Father Peter Paul Cooney, C.S.C. (1822-1905), was one of the most tireless, brave, and successful Catholic chaplains on either side of the Civil War. Born in County Roscommon Ireland in 1822, he emigrated to the United States at a young age and was ordained a Holy Cross priest in 1859. Enlisting in the Union army at the behest of Indiana’s Governor Oliver Morton in October 1861, he served with the 35th Indiana Infantry Regiment (1st Indiana Irish) until victory was secured by the summer of 1865. Repeatedly praised by his commanders, Cooney stayed up late hearing confessions, ministered to the sick in the hospital, and did not shirk from the dangers of the battlefield if a dying man needed last rites. Typical of the praise he received during the war, Colonel Bernard F. Mullen, conspicuously commended Cooney’s conduct at the Battle of Stones Rivers: “To Father Cooney, our chaplain, too much praise cannot be given. Indifferent as to himself, he was deeply solicitous for the temporal comfort and spiritual welfare of us all. On the field he was cool and indifferent to danger, and in the name of the regiment I thank him for his kindness and laborious attention to the dead and dying.” The day before he mustered out of the army on June 16, 1865, Cooney’s regiment gave him a farewell gift of one-thousand dollars to buy a new set of vestments and a chalice. Rather than use the gift right away, Cooney waited until the fortieth anniversary of his ordination to the priesthood to have a very special chalice constructed depicting scenes from his wartime chaplaincy and of Catholic sisters tending to wounded men in military hospitals. As Father Cooney explained to a friend in February of that year, “The chalice and its ornaments will be a synopsis of the ministrations or services of the Catholic Church in the army, during the war of the Rebellion.” Eventually, suffering from a prolonged illness and acute deafness, Cooney died on May 7, 1905. His fellow priests bore his coffin “enveloped in the national ensign” to its final resting place nearby Fathers Edward Sorin and William Corby. At the end of the ceremony, Brother Leander, then president of Notre Dame’s GAR post, threw an American flag over the coffin saying, “On behalf of the Grand Republic for whose integrity and unity our late comrade, Rev. P. P. Cooney, offered his services during the War of the Rebellion, I deposit this flag” (Kurtz, William. American Studies, Catholic Humanities and the Digital Humanities. September 29, 2017).
Brother Albeus (John) Lawler, C.S.C. (1857-1913)

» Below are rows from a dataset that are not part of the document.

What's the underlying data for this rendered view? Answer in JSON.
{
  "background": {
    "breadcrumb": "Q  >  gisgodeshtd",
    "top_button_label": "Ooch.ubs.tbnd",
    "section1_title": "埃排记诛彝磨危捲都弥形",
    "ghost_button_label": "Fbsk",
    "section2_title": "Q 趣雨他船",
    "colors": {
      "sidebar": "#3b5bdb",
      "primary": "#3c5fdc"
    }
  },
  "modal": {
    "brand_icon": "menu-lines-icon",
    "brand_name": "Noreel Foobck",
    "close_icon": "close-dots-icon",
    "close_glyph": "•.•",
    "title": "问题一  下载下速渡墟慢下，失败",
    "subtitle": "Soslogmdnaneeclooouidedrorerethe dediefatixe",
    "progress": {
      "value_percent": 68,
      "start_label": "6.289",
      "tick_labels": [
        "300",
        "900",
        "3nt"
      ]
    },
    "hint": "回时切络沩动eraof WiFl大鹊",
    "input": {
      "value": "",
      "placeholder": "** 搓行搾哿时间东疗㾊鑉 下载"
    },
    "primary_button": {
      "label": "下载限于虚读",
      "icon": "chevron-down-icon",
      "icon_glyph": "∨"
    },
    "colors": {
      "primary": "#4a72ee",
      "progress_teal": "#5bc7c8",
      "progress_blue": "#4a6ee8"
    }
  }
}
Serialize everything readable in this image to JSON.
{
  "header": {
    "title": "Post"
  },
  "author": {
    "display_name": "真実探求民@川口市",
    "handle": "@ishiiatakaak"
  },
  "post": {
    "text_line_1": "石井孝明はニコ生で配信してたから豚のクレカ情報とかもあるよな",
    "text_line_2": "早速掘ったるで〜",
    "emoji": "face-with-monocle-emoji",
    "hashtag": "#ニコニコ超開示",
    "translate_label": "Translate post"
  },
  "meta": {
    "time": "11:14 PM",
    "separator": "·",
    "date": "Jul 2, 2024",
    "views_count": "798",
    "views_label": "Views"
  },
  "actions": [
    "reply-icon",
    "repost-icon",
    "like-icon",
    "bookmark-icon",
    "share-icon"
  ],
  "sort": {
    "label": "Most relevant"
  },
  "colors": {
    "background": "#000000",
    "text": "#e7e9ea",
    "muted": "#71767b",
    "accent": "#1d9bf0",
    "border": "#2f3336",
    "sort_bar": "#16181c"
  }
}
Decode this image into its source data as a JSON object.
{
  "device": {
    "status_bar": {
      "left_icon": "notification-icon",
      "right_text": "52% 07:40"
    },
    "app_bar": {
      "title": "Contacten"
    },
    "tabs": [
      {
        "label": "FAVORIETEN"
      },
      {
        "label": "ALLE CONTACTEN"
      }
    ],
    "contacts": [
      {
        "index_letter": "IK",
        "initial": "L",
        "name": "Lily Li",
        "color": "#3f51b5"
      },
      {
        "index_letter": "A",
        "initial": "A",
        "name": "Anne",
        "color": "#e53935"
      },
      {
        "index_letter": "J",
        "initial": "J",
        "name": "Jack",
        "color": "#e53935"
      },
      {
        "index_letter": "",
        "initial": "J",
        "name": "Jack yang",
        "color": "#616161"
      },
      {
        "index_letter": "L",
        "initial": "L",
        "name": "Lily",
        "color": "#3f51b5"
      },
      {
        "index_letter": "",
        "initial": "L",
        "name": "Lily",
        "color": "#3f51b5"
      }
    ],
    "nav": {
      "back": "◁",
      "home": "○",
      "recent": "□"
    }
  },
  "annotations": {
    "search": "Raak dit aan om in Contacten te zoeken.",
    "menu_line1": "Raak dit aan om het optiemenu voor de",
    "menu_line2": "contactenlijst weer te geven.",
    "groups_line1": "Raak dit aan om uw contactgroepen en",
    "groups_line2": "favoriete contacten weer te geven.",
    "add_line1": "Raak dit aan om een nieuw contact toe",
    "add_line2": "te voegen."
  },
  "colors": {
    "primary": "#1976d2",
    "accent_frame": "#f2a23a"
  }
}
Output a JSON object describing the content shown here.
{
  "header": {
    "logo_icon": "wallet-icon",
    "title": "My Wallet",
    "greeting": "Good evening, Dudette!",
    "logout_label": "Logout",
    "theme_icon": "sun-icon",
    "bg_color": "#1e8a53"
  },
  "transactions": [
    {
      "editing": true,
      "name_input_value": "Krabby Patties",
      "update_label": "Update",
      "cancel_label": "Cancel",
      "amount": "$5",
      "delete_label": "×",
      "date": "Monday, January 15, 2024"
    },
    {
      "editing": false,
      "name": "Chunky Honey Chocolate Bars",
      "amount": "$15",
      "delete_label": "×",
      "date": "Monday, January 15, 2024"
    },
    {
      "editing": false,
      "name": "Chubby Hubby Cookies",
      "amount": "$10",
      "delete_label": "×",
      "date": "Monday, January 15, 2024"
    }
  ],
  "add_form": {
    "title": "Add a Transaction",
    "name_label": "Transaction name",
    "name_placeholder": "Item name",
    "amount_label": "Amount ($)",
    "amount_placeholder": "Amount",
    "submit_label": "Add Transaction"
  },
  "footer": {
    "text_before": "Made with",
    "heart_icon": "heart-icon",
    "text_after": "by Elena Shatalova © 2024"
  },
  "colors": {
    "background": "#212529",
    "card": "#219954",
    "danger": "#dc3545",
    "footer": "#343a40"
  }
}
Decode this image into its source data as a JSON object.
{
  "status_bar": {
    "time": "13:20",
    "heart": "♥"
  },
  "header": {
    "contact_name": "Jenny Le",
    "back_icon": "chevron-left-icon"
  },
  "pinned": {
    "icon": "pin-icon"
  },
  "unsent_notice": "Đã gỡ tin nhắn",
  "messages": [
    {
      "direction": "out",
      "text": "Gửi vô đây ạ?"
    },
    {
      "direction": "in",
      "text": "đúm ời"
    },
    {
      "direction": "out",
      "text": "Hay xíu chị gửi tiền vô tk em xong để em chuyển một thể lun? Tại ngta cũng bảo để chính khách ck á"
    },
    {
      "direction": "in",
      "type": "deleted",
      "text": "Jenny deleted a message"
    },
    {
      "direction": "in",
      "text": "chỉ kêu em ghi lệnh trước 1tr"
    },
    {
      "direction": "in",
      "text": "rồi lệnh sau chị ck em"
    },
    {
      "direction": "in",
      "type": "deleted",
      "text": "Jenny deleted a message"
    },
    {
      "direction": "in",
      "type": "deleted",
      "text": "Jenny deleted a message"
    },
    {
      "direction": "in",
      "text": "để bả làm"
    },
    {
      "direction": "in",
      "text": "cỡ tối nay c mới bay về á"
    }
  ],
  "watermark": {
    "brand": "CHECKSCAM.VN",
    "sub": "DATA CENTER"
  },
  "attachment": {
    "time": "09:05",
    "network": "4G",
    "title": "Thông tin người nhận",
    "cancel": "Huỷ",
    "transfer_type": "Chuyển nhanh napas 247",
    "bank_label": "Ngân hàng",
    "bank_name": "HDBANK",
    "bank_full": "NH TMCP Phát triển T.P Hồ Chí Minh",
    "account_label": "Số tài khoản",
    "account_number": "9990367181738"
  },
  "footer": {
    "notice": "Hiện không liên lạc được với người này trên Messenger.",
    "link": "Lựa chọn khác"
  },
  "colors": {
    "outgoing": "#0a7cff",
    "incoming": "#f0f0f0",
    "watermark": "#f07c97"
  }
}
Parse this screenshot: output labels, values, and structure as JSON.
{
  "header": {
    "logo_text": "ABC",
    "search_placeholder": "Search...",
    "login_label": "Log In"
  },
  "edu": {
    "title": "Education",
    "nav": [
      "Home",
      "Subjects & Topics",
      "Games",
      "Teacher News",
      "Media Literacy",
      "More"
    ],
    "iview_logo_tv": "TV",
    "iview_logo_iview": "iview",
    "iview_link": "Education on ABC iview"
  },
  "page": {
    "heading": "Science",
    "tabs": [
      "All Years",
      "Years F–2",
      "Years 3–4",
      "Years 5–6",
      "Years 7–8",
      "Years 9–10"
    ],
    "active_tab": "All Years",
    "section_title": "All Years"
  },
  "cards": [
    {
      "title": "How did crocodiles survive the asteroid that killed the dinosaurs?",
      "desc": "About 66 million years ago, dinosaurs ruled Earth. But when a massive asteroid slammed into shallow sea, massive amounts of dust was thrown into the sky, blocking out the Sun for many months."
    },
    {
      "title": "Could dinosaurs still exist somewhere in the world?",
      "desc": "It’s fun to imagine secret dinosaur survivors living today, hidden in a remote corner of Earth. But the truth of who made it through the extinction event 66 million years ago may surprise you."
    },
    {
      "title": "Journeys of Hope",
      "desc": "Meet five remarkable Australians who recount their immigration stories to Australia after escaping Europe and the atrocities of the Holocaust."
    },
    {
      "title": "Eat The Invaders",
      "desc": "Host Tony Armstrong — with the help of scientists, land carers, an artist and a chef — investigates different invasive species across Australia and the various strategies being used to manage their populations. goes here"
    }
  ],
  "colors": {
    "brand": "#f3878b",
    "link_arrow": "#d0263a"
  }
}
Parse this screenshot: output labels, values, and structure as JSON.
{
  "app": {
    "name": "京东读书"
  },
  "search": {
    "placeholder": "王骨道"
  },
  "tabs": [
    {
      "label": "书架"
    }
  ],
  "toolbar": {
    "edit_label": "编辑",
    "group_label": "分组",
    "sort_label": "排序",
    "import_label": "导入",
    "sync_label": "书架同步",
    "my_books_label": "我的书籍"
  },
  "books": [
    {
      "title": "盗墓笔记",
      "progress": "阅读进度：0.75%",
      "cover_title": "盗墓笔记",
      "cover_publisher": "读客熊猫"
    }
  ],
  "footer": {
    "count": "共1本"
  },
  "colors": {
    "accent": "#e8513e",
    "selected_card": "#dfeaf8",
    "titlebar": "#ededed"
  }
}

“Brother Albeus was born in Dunlavin, Ireland, in 1857. At an early age he came to this country and in 1883 he joined the Congregation of Holy Cross. After his profession in 1886 he was for many years, prefect in Carroll Hall and teacher in the preparatory department of the University. He was made treasurer of the University in 1901, in which office he remained until his death. In addition he was for many years Provincial Counselor of the United States Province and a member of the General Chapter of the Congregation. In business ability, Brother Albeus was well qualified for the burdensome office with which he was entrusted for so long a time. He is fondly remembered by the students of many school years for his unselfish devotion to their interests during their days at Notre Dame. Among members of his community, he was always esteemed for his fine spirit of charity, his quiet but tense devotion to duty, and by the exemplary quality of his religious life. The deceased has been troubled for some years by a weak heart, and hence, while his death was sudden, it was not unexpected. He had been dangerously ill during the first week of June, but soon recovered sufficiently to return to his post of duty, where he died a few days later” (Scholastic, 1913).